The final day of the traditional 40 day mourning period for the victims of the bloody Russian school siege in Beslan is tomorrow.
On Wednesday, Tanik Koizev vows he will kill a member of the rival Ingush ethnic group to avenge more than 330 people – more than half of them children - who died in that maelstrom of gunfire and explosions.
Last week he finally buried his niece, after a delay in identifying her disfigured body.
The September 3 attack was carried out by a band of militants with links to Chechen rebels, some of whom came from the province of Ingushetia, which borders the province of North Ossetia where the siege took place.
Russians traditionally observe 40 days of mourning after a death, and Ossetians say the end of the mourning period could herald an outbreak of interethnic violence among Ossetians and ethnic Ingush who live there.
“There will be violence. It won’t be noisy. It will be quiet – one person at a time,” said Kuizev as he wandered through the burned-out husk of the school, stepping over flowers and stuffed animals left in memory of the victims.
Although Kuizev’s 12-year-old daughter was among the hostages, she survived. But that hasn’t softened his anger.
“They say, ‘Forgive, forgive.’ How do you forgive something like this? How do you explain this? Forgive? No way,” Kuizev said.
“It’s not a secret that we are waiting” for the end of the mourning period, said 67-year-old Sergei Tandaleyev of the village of Sunja.
“We will demand that (the Ingush) leave. All of them,” he said. If they don’t, “there will be war.”
Venom and fear run deep between the Ingush and the Ossetians – two of the myriad of ethnic groups that mix uneasily here. The Russian Caucasus region also includes Chechnya, where separatist rebels have been fighting Russian forces for more than five years.
Chechen warlord Shamil Basayev reportedly claimed responsibility for the school seizure and said at least nine of the 32 assailants were ethnic Ingush.
The Ingush are predominantly Muslim and are closely related to the Chechens. Ossetians are overwhelmingly Christian and historically have had close ties with Russia.

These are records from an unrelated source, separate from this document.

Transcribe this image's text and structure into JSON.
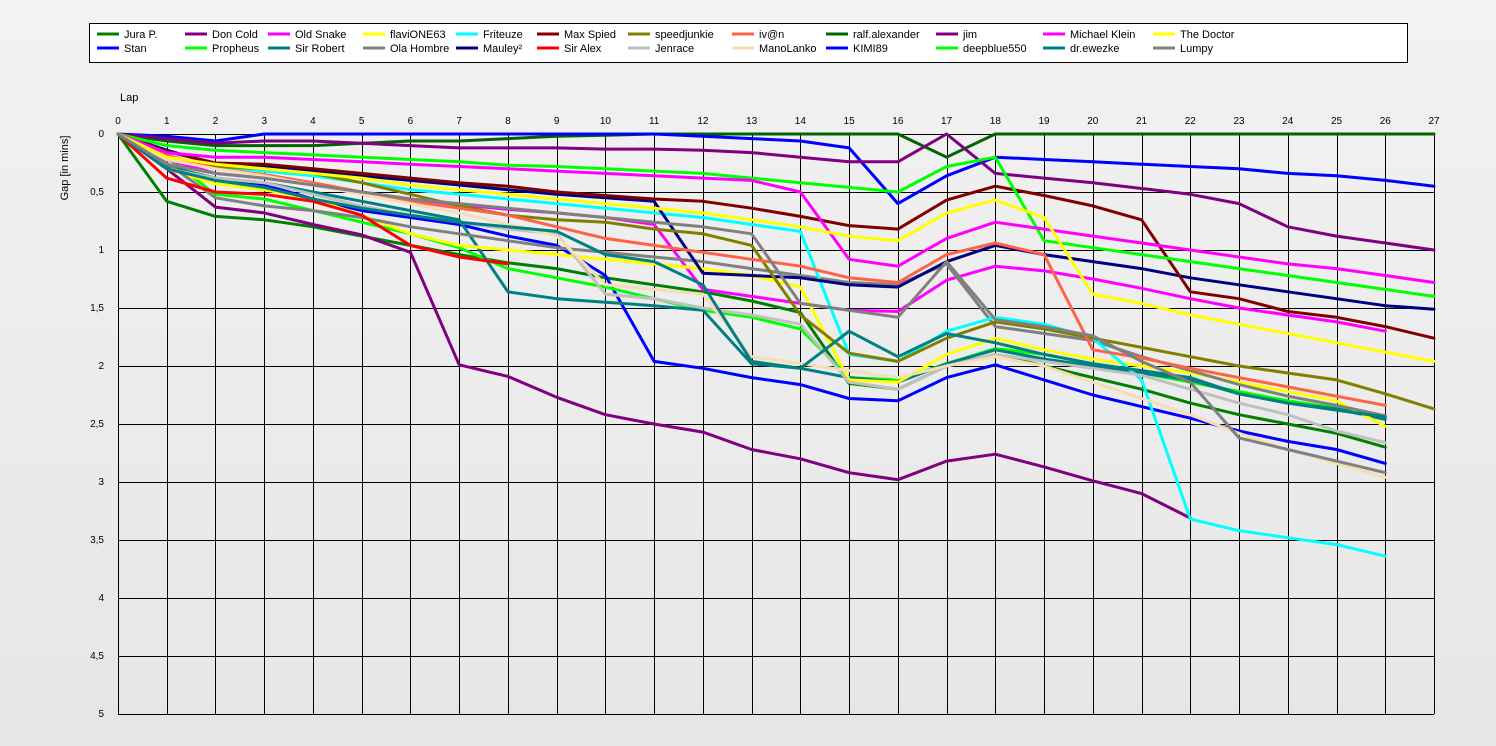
{
  "chart_data": {
    "type": "line",
    "title": "",
    "xlabel": "Lap",
    "ylabel": "Gap [in mins]",
    "xlim": [
      0,
      27
    ],
    "ylim": [
      0,
      5
    ],
    "y_inverted": true,
    "grid": true,
    "legend_position": "top",
    "x_ticks": [
      "0",
      "1",
      "2",
      "3",
      "4",
      "5",
      "6",
      "7",
      "8",
      "9",
      "10",
      "11",
      "12",
      "13",
      "14",
      "15",
      "16",
      "17",
      "18",
      "19",
      "20",
      "21",
      "22",
      "23",
      "24",
      "25",
      "26",
      "27"
    ],
    "y_ticks": [
      "0",
      "0,5",
      "1",
      "1,5",
      "2",
      "2,5",
      "3",
      "3,5",
      "4",
      "4,5",
      "5"
    ],
    "series": [
      {
        "name": "Jura P.",
        "color": "#008000",
        "values": [
          0,
          0.58,
          0.71,
          0.74,
          0.8,
          0.88,
          0.96,
          1.04,
          1.11,
          1.16,
          1.24,
          1.3,
          1.36,
          1.44,
          1.54,
          2.15,
          2.2,
          2.0,
          1.9,
          2.0,
          2.1,
          2.2,
          2.32,
          2.42,
          2.5,
          2.58,
          2.7
        ]
      },
      {
        "name": "Stan",
        "color": "#0000ff",
        "values": [
          0,
          0.3,
          0.4,
          0.44,
          0.56,
          0.66,
          0.72,
          0.78,
          0.88,
          0.96,
          1.22,
          1.96,
          2.02,
          2.1,
          2.16,
          2.28,
          2.3,
          2.1,
          1.99,
          2.12,
          2.25,
          2.35,
          2.45,
          2.56,
          2.65,
          2.72,
          2.84
        ]
      },
      {
        "name": "Don Cold",
        "color": "#800080",
        "values": [
          0,
          0.3,
          0.63,
          0.68,
          0.78,
          0.87,
          1.02,
          1.99,
          2.09,
          2.27,
          2.42,
          2.5,
          2.57,
          2.72,
          2.8,
          2.92,
          2.98,
          2.82,
          2.76,
          2.87,
          2.99,
          3.1,
          3.31
        ]
      },
      {
        "name": "Propheus",
        "color": "#00ff00",
        "values": [
          0,
          0.2,
          0.52,
          0.56,
          0.66,
          0.76,
          0.86,
          0.98,
          1.16,
          1.24,
          1.32,
          1.42,
          1.52,
          1.58,
          1.68,
          2.1,
          2.12,
          1.98,
          1.85,
          1.9,
          1.98,
          2.06,
          2.14,
          2.22,
          2.3,
          2.36,
          2.44
        ]
      },
      {
        "name": "Old Snake",
        "color": "#ff00ff",
        "values": [
          0,
          0.22,
          0.34,
          0.38,
          0.44,
          0.5,
          0.56,
          0.61,
          0.65,
          0.68,
          0.72,
          0.78,
          1.34,
          1.4,
          1.46,
          1.52,
          1.53,
          1.26,
          1.14,
          1.18,
          1.25,
          1.33,
          1.42,
          1.5,
          1.56,
          1.62,
          1.7
        ]
      },
      {
        "name": "Sir Robert",
        "color": "#008080",
        "values": [
          0,
          0.28,
          0.38,
          0.42,
          0.5,
          0.58,
          0.66,
          0.74,
          1.36,
          1.42,
          1.45,
          1.48,
          1.52,
          1.98,
          2.02,
          2.1,
          2.14,
          1.98,
          1.86,
          1.94,
          2.0,
          2.06,
          2.12,
          2.24,
          2.32,
          2.37,
          2.46
        ]
      },
      {
        "name": "flaviONE63",
        "color": "#ffff00",
        "values": [
          0,
          0.3,
          0.43,
          0.48,
          0.56,
          0.7,
          0.86,
          0.96,
          1.0,
          1.04,
          1.08,
          1.12,
          1.16,
          1.22,
          1.32,
          2.12,
          2.14,
          1.9,
          1.76,
          1.86,
          1.94,
          2.0,
          2.06,
          2.14,
          2.22,
          2.3,
          2.52
        ]
      },
      {
        "name": "Ola Hombre",
        "color": "#808080",
        "values": [
          0,
          0.25,
          0.55,
          0.62,
          0.66,
          0.72,
          0.8,
          0.86,
          0.92,
          0.98,
          1.02,
          1.06,
          1.1,
          1.16,
          1.22,
          1.28,
          1.3,
          1.12,
          1.66,
          1.72,
          1.78,
          1.92,
          2.04,
          2.16,
          2.26,
          2.34,
          2.43
        ]
      },
      {
        "name": "Friteuze",
        "color": "#00ffff",
        "values": [
          0,
          0.2,
          0.28,
          0.32,
          0.36,
          0.42,
          0.48,
          0.52,
          0.56,
          0.6,
          0.64,
          0.68,
          0.72,
          0.78,
          0.84,
          1.9,
          1.96,
          1.7,
          1.58,
          1.64,
          1.76,
          2.12,
          3.32,
          3.42,
          3.48,
          3.54,
          3.64
        ]
      },
      {
        "name": "Mauley²",
        "color": "#000080",
        "values": [
          0,
          0.14,
          0.26,
          0.28,
          0.32,
          0.36,
          0.4,
          0.44,
          0.48,
          0.52,
          0.55,
          0.58,
          1.2,
          1.22,
          1.24,
          1.3,
          1.32,
          1.1,
          0.96,
          1.04,
          1.1,
          1.16,
          1.24,
          1.3,
          1.36,
          1.42,
          1.48,
          1.51
        ]
      },
      {
        "name": "Max Spied",
        "color": "#800000",
        "values": [
          0,
          0.15,
          0.25,
          0.26,
          0.3,
          0.34,
          0.38,
          0.42,
          0.45,
          0.5,
          0.53,
          0.56,
          0.58,
          0.64,
          0.71,
          0.79,
          0.82,
          0.57,
          0.45,
          0.53,
          0.62,
          0.74,
          1.36,
          1.42,
          1.53,
          1.58,
          1.66,
          1.76
        ]
      },
      {
        "name": "Sir Alex",
        "color": "#ff0000",
        "values": [
          0,
          0.38,
          0.5,
          0.52,
          0.58,
          0.7,
          0.96,
          1.06,
          1.12
        ]
      },
      {
        "name": "speedjunkie",
        "color": "#808000",
        "values": [
          0,
          0.2,
          0.28,
          0.3,
          0.34,
          0.42,
          0.52,
          0.62,
          0.7,
          0.74,
          0.76,
          0.82,
          0.86,
          0.96,
          1.56,
          1.89,
          1.96,
          1.76,
          1.62,
          1.68,
          1.76,
          1.84,
          1.92,
          2.0,
          2.06,
          2.12,
          2.24,
          2.37
        ]
      },
      {
        "name": "Jenrace",
        "color": "#c0c0c0",
        "values": [
          0,
          0.3,
          0.38,
          0.42,
          0.52,
          0.62,
          0.7,
          0.76,
          0.82,
          0.86,
          1.38,
          1.42,
          1.5,
          1.56,
          1.64,
          2.14,
          2.2,
          2.0,
          1.9,
          1.96,
          2.02,
          2.08,
          2.2,
          2.32,
          2.42,
          2.56,
          2.66
        ]
      },
      {
        "name": "iv@n",
        "color": "#ff6347",
        "values": [
          0,
          0.18,
          0.3,
          0.35,
          0.42,
          0.5,
          0.58,
          0.64,
          0.7,
          0.8,
          0.9,
          0.96,
          1.02,
          1.08,
          1.14,
          1.24,
          1.28,
          1.04,
          0.94,
          1.04,
          1.86,
          1.93,
          2.02,
          2.1,
          2.18,
          2.26,
          2.34
        ]
      },
      {
        "name": "ManoLanko",
        "color": "#f5deb3",
        "values": [
          0,
          0.22,
          0.3,
          0.36,
          0.44,
          0.52,
          0.6,
          0.68,
          0.78,
          0.88,
          1.3,
          1.34,
          1.38,
          1.92,
          1.98,
          2.04,
          2.1,
          2.0,
          1.92,
          2.0,
          2.14,
          2.28,
          2.42,
          2.58,
          2.72,
          2.84,
          2.96
        ]
      },
      {
        "name": "ralf.alexander",
        "color": "#006400",
        "values": [
          0,
          0.06,
          0.1,
          0.1,
          0.1,
          0.08,
          0.06,
          0.06,
          0.04,
          0.02,
          0.01,
          0,
          0,
          0,
          0,
          0,
          0,
          0.2,
          0,
          0,
          0,
          0,
          0,
          0,
          0,
          0,
          0,
          0
        ]
      },
      {
        "name": "KIMI89",
        "color": "#0000ff",
        "values": [
          0,
          0.02,
          0.06,
          0,
          0,
          0,
          0,
          0,
          0,
          0,
          0,
          0,
          0.02,
          0.04,
          0.06,
          0.12,
          0.6,
          0.36,
          0.2,
          0.22,
          0.24,
          0.26,
          0.28,
          0.3,
          0.34,
          0.36,
          0.4,
          0.45
        ]
      },
      {
        "name": "jim",
        "color": "#800080",
        "values": [
          0,
          0.04,
          0.08,
          0.06,
          0.06,
          0.08,
          0.1,
          0.12,
          0.12,
          0.12,
          0.13,
          0.13,
          0.14,
          0.16,
          0.2,
          0.24,
          0.24,
          0,
          0.34,
          0.38,
          0.42,
          0.47,
          0.52,
          0.6,
          0.8,
          0.88,
          0.94,
          1.0
        ]
      },
      {
        "name": "deepblue550",
        "color": "#00ff00",
        "values": [
          0,
          0.1,
          0.14,
          0.16,
          0.18,
          0.2,
          0.22,
          0.24,
          0.27,
          0.28,
          0.3,
          0.32,
          0.34,
          0.38,
          0.42,
          0.46,
          0.5,
          0.28,
          0.2,
          0.92,
          0.98,
          1.04,
          1.1,
          1.16,
          1.22,
          1.28,
          1.34,
          1.4
        ]
      },
      {
        "name": "Michael Klein",
        "color": "#ff00ff",
        "values": [
          0,
          0.16,
          0.2,
          0.2,
          0.22,
          0.24,
          0.26,
          0.28,
          0.3,
          0.32,
          0.34,
          0.36,
          0.38,
          0.4,
          0.5,
          1.08,
          1.14,
          0.9,
          0.76,
          0.82,
          0.88,
          0.94,
          1.0,
          1.06,
          1.12,
          1.16,
          1.22,
          1.28
        ]
      },
      {
        "name": "dr.ewezke",
        "color": "#008080",
        "values": [
          0,
          0.3,
          0.4,
          0.46,
          0.56,
          0.64,
          0.7,
          0.76,
          0.8,
          0.84,
          1.04,
          1.1,
          1.3,
          1.96,
          2.02,
          1.7,
          1.92,
          1.72,
          1.8,
          1.9,
          1.98,
          2.04,
          2.1,
          2.24,
          2.32,
          2.38,
          2.44
        ]
      },
      {
        "name": "The Doctor",
        "color": "#ffff00",
        "values": [
          0,
          0.2,
          0.26,
          0.3,
          0.34,
          0.38,
          0.44,
          0.48,
          0.52,
          0.56,
          0.6,
          0.64,
          0.68,
          0.74,
          0.8,
          0.88,
          0.92,
          0.68,
          0.57,
          0.72,
          1.38,
          1.46,
          1.56,
          1.64,
          1.72,
          1.8,
          1.88,
          1.96
        ]
      },
      {
        "name": "Lumpy",
        "color": "#808080",
        "values": [
          0,
          0.26,
          0.34,
          0.38,
          0.44,
          0.5,
          0.56,
          0.6,
          0.64,
          0.68,
          0.72,
          0.76,
          0.8,
          0.86,
          1.46,
          1.52,
          1.58,
          1.1,
          1.6,
          1.66,
          1.74,
          1.96,
          2.14,
          2.62,
          2.72,
          2.82,
          2.92
        ]
      }
    ]
  }
}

The Ingush and Chechens share another connection: members of both communities were exiled en masse to Central Asia under Soviet dictator Josef Stalin. In 1992, after the collapse of the Soviet Union, thousands of Ingush who had returned from exile were evicted from their homes in towns around the North Ossetian capital, their belongings looted and their houses burnt. Hundreds died in 10 days of fighting.
Thousands of Ingush remain in squalid, makeshift towns and refugee camps on the border between North Ossetia and Ingushetia. Those that remain in North Ossetia are subject to harassment, discrimination and – after Beslan – death threats. Many Ingush still claim title to land and homes now occupied by Ossetians.
Last month, Ruslan Aushev, a former president of Ingushetia, warned that revenge attacks could destabilise the entire Caucasus region. He appealed to authorities to try to soothe the anger of relatives of the Beslan victims. But many Ossetians say they are cleaning their guns, many of which were acquired during the last bout of violence in 1992.
Russian authorities have vowed to prevent revenge attacks, dispatching hundreds of extra police and troops to the region. President Vladimir Putin has said anyone who commits revenge attacks would be siding with the Beslan terrorists.
Meanwhile, frightened Ingush youths have left universities in North Ossetia. Ingush parents are afraid to let their children go to school with Ossetian children.
In the ramshackle border town of Maiski, east of Beslan, 240 Ingush families live in houses made of tarpaper, plastic tarpaulins, particle board and blankets. Wires hang haphazardly above dirt paths where filthy children run amid cows and chickens. Water comes from a leaky corrugated metal tank.
Resident Mubari Azdoyev, 45, says he sympathises with those who died at Beslan but he angrily recalls how Ossetians forced him and his family to flee their home near Vladikavkaz in 1992.
“All the world watched Beslan suffer. They gave money. They sent help. And where was the world 12 years ago, when they shot our sons in front of our eyes?” Azdoyev said. ”In 1992, it was worse than in Beslan.”
At School No. 1 in Beslan, the gymnasium walls are lined inside and out with rows of wreaths, and scrawled with graffiti including: “Answer for the children.”
Georgi Kozarev, 34, said he watched from a nearby apartment balcony as the chaos and slaughter erupted. He said he later helped a mob lynch one of the fighters who had escaped the school and changed into civilian clothes in an attempt to escape.
“The elders are saying, ‘No, no, there’s no need”’ for violence, he said. “But an eye for an eye. How does one understand this? How do you forgive it?”